(Beginning of Data for analysis)
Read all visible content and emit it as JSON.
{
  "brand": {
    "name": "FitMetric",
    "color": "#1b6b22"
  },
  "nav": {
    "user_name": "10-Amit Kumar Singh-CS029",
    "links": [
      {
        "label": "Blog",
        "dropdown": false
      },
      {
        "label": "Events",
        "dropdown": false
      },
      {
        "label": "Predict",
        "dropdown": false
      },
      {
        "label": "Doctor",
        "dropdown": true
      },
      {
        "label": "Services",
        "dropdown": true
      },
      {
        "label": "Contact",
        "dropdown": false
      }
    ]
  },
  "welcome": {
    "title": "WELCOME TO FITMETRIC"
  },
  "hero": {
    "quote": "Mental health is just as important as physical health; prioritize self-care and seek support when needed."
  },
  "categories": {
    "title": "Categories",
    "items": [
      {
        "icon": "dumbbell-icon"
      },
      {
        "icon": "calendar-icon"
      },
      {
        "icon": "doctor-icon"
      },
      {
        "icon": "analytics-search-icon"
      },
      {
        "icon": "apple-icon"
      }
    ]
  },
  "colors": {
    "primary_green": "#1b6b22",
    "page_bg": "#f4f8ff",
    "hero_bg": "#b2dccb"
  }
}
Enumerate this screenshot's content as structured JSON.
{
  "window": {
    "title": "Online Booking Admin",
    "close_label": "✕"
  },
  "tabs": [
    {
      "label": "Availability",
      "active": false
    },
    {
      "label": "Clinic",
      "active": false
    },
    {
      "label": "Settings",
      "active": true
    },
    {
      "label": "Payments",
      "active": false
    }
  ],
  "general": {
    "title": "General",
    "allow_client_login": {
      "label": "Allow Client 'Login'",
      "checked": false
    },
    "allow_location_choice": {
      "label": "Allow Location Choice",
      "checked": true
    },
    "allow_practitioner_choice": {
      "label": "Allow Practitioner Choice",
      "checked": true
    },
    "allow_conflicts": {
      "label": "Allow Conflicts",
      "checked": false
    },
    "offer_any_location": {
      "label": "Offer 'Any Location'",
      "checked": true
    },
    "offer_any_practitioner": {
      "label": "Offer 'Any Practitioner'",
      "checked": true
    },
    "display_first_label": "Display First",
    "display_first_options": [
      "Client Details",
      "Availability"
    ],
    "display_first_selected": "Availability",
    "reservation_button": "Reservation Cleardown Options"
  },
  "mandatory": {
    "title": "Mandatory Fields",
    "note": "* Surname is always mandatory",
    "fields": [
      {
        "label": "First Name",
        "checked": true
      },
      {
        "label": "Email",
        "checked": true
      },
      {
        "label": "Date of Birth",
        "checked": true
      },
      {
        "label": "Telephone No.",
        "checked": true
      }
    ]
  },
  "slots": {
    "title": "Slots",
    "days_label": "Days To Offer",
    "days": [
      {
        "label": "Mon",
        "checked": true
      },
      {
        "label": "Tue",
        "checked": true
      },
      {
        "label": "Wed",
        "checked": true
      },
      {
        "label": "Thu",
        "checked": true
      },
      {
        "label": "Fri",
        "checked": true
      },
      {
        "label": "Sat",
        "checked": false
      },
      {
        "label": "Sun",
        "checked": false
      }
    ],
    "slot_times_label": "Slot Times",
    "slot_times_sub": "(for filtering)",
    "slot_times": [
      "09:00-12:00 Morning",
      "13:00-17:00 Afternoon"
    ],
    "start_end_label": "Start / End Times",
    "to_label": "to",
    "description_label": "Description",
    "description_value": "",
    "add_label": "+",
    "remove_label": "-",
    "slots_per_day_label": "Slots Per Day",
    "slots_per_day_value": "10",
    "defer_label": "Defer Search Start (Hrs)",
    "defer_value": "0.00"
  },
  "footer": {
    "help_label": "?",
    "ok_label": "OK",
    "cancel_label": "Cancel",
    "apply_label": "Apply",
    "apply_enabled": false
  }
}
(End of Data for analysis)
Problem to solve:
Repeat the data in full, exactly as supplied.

Exercise answer:
Read all visible content and emit it as JSON.
{
  "brand": {
    "name": "FitMetric",
    "color": "#1b6b22"
  },
  "nav": {
    "user_name": "10-Amit Kumar Singh-CS029",
    "links": [
      {
        "label": "Blog",
        "dropdown": false
      },
      {
        "label": "Events",
        "dropdown": false
      },
      {
        "label": "Predict",
        "dropdown": false
      },
      {
        "label": "Doctor",
        "dropdown": true
      },
      {
        "label": "Services",
        "dropdown": true
      },
      {
        "label": "Contact",
        "dropdown": false
      }
    ]
  },
  "welcome": {
    "title": "WELCOME TO FITMETRIC"
  },
  "hero": {
    "quote": "Mental health is just as important as physical health; prioritize self-care and seek support when needed."
  },
  "categories": {
    "title": "Categories",
    "items": [
      {
        "icon": "dumbbell-icon"
      },
      {
        "icon": "calendar-icon"
      },
      {
        "icon": "doctor-icon"
      },
      {
        "icon": "analytics-search-icon"
      },
      {
        "icon": "apple-icon"
      }
    ]
  },
  "colors": {
    "primary_green": "#1b6b22",
    "page_bg": "#f4f8ff",
    "hero_bg": "#b2dccb"
  }
}
Enumerate this screenshot's content as structured JSON.
{
  "window": {
    "title": "Online Booking Admin",
    "close_label": "✕"
  },
  "tabs": [
    {
      "label": "Availability",
      "active": false
    },
    {
      "label": "Clinic",
      "active": false
    },
    {
      "label": "Settings",
      "active": true
    },
    {
      "label": "Payments",
      "active": false
    }
  ],
  "general": {
    "title": "General",
    "allow_client_login": {
      "label": "Allow Client 'Login'",
      "checked": false
    },
    "allow_location_choice": {
      "label": "Allow Location Choice",
      "checked": true
    },
    "allow_practitioner_choice": {
      "label": "Allow Practitioner Choice",
      "checked": true
    },
    "allow_conflicts": {
      "label": "Allow Conflicts",
      "checked": false
    },
    "offer_any_location": {
      "label": "Offer 'Any Location'",
      "checked": true
    },
    "offer_any_practitioner": {
      "label": "Offer 'Any Practitioner'",
      "checked": true
    },
    "display_first_label": "Display First",
    "display_first_options": [
      "Client Details",
      "Availability"
    ],
    "display_first_selected": "Availability",
    "reservation_button": "Reservation Cleardown Options"
  },
  "mandatory": {
    "title": "Mandatory Fields",
    "note": "* Surname is always mandatory",
    "fields": [
      {
        "label": "First Name",
        "checked": true
      },
      {
        "label": "Email",
        "checked": true
      },
      {
        "label": "Date of Birth",
        "checked": true
      },
      {
        "label": "Telephone No.",
        "checked": true
      }
    ]
  },
  "slots": {
    "title": "Slots",
    "days_label": "Days To Offer",
    "days": [
      {
        "label": "Mon",
        "checked": true
      },
      {
        "label": "Tue",
        "checked": true
      },
      {
        "label": "Wed",
        "checked": true
      },
      {
        "label": "Thu",
        "checked": true
      },
      {
        "label": "Fri",
        "checked": true
      },
      {
        "label": "Sat",
        "checked": false
      },
      {
        "label": "Sun",
        "checked": false
      }
    ],
    "slot_times_label": "Slot Times",
    "slot_times_sub": "(for filtering)",
    "slot_times": [
      "09:00-12:00 Morning",
      "13:00-17:00 Afternoon"
    ],
    "start_end_label": "Start / End Times",
    "to_label": "to",
    "description_label": "Description",
    "description_value": "",
    "add_label": "+",
    "remove_label": "-",
    "slots_per_day_label": "Slots Per Day",
    "slots_per_day_value": "10",
    "defer_label": "Defer Search Start (Hrs)",
    "defer_value": "0.00"
  },
  "footer": {
    "help_label": "?",
    "ok_label": "OK",
    "cancel_label": "Cancel",
    "apply_label": "Apply",
    "apply_enabled": false
  }
}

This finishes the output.